• Goal of the exercise: All lines in the data bearing the string "Stress" should be identified and copied.

• Extracted information:
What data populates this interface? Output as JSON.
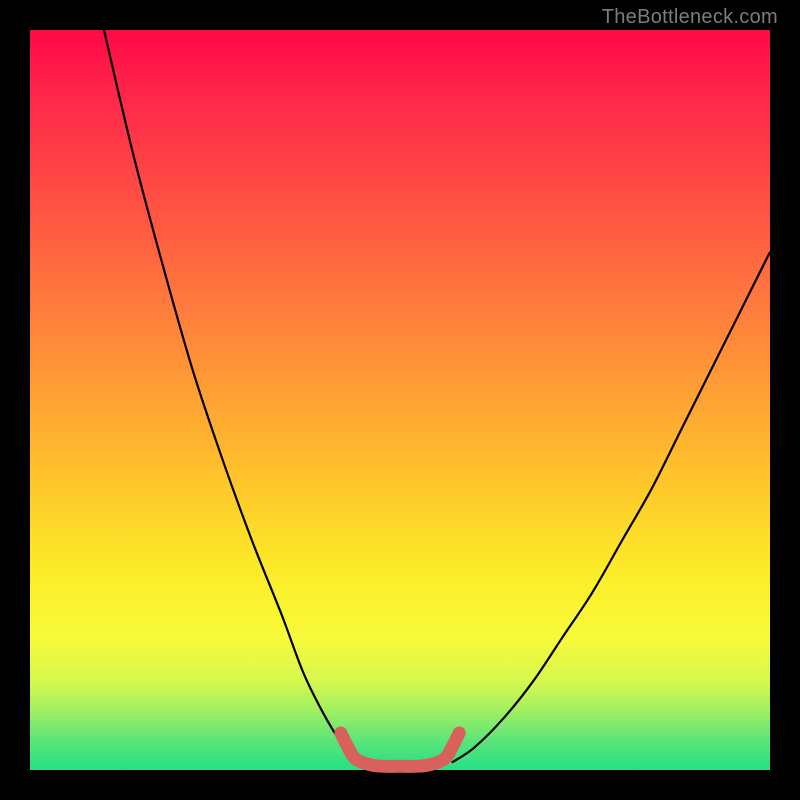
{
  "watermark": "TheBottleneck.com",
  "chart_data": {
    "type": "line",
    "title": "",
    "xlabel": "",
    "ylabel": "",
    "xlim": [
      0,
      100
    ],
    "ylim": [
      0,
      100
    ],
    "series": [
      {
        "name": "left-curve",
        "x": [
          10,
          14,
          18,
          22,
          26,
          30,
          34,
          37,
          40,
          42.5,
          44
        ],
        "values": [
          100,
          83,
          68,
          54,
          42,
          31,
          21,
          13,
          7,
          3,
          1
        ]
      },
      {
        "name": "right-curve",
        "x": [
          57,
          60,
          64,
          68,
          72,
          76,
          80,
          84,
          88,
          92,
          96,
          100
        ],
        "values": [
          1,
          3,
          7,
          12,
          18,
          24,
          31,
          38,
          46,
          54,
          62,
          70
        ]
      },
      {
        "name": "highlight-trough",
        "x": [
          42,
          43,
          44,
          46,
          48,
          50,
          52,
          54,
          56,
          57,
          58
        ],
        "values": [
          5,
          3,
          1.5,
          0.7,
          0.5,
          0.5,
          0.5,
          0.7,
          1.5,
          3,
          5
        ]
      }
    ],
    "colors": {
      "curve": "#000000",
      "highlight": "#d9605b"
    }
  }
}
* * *
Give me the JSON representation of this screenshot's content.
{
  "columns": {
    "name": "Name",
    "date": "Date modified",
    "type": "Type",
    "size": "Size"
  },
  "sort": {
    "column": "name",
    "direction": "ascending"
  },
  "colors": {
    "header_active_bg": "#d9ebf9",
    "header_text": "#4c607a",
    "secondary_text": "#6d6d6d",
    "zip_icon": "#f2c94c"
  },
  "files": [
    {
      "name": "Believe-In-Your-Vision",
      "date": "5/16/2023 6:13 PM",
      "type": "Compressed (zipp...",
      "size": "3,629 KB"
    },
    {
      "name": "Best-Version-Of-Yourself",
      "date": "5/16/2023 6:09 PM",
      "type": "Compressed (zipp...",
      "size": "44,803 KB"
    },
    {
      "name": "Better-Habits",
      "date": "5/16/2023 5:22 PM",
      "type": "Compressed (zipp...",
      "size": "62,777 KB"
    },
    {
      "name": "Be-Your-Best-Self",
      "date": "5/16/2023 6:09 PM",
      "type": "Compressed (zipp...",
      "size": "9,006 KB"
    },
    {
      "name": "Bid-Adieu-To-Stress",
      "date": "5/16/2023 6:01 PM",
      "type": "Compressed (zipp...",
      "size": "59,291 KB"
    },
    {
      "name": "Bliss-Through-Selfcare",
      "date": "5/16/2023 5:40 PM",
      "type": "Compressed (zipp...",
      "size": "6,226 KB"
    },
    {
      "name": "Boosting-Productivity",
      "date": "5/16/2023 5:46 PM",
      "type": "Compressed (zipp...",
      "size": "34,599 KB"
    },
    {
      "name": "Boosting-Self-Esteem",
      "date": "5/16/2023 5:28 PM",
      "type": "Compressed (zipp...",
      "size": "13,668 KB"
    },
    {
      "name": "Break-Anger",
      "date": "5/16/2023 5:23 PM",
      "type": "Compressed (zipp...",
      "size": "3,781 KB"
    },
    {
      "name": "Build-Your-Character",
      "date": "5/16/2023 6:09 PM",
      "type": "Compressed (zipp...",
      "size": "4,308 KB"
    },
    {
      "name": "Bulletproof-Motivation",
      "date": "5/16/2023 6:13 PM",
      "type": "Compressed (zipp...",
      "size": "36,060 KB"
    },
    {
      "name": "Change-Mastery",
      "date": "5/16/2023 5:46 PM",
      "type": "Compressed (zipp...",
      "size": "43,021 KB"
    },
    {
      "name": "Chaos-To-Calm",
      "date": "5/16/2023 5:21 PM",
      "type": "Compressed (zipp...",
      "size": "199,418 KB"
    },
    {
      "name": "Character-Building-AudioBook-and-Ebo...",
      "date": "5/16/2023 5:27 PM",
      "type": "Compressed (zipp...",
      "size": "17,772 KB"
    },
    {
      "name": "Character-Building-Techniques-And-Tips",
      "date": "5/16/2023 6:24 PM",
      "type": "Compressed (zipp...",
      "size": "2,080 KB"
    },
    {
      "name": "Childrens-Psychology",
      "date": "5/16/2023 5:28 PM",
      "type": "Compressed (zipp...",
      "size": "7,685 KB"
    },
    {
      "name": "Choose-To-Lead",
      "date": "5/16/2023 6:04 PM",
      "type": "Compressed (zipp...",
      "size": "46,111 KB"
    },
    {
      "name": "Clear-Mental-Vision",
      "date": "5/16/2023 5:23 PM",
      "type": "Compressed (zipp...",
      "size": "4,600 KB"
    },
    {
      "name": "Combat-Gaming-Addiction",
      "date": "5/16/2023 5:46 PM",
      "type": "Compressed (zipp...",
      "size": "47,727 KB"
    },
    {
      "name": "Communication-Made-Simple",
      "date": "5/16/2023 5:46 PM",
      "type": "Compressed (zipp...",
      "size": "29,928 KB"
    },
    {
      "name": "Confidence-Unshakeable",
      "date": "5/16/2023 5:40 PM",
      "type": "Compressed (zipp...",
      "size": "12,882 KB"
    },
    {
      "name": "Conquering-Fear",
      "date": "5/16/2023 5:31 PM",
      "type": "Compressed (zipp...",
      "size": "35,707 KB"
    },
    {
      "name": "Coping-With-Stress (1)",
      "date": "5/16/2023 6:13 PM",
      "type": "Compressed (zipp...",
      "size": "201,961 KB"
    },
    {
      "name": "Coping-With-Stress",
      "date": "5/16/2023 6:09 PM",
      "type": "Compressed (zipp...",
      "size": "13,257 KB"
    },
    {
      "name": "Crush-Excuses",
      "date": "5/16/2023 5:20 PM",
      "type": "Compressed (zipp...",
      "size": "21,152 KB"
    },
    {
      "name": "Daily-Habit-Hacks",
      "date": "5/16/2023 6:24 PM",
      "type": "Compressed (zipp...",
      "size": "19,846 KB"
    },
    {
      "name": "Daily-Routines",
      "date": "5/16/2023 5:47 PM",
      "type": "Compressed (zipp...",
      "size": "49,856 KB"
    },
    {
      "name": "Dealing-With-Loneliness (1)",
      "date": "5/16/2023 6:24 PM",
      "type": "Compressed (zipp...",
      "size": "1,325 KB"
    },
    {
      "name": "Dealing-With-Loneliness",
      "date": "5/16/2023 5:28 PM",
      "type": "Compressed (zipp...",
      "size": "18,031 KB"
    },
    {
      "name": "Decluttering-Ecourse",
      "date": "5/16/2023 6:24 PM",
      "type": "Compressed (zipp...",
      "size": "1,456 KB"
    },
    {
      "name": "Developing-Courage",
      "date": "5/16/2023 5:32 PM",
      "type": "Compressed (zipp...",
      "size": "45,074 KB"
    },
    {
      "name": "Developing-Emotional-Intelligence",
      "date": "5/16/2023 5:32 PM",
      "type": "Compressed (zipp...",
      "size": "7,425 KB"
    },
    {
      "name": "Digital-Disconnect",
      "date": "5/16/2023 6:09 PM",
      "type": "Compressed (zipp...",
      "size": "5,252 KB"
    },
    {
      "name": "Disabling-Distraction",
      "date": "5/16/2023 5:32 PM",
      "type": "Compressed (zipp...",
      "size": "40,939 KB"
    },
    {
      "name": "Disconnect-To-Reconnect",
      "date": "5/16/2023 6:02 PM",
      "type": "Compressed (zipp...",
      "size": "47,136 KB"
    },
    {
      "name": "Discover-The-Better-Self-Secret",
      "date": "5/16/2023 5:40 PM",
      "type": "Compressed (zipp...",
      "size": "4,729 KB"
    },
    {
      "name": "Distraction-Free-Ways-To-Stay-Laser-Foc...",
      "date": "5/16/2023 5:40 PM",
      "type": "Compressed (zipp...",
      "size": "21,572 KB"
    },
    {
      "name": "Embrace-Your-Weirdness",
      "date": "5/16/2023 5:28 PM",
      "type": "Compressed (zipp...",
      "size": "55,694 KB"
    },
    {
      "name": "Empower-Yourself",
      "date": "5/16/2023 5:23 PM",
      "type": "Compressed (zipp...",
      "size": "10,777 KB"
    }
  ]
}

• Output of the task:
      "name": "Bid-Adieu-To-Stress",
      "name": "Coping-With-Stress (1)",
      "name": "Coping-With-Stress",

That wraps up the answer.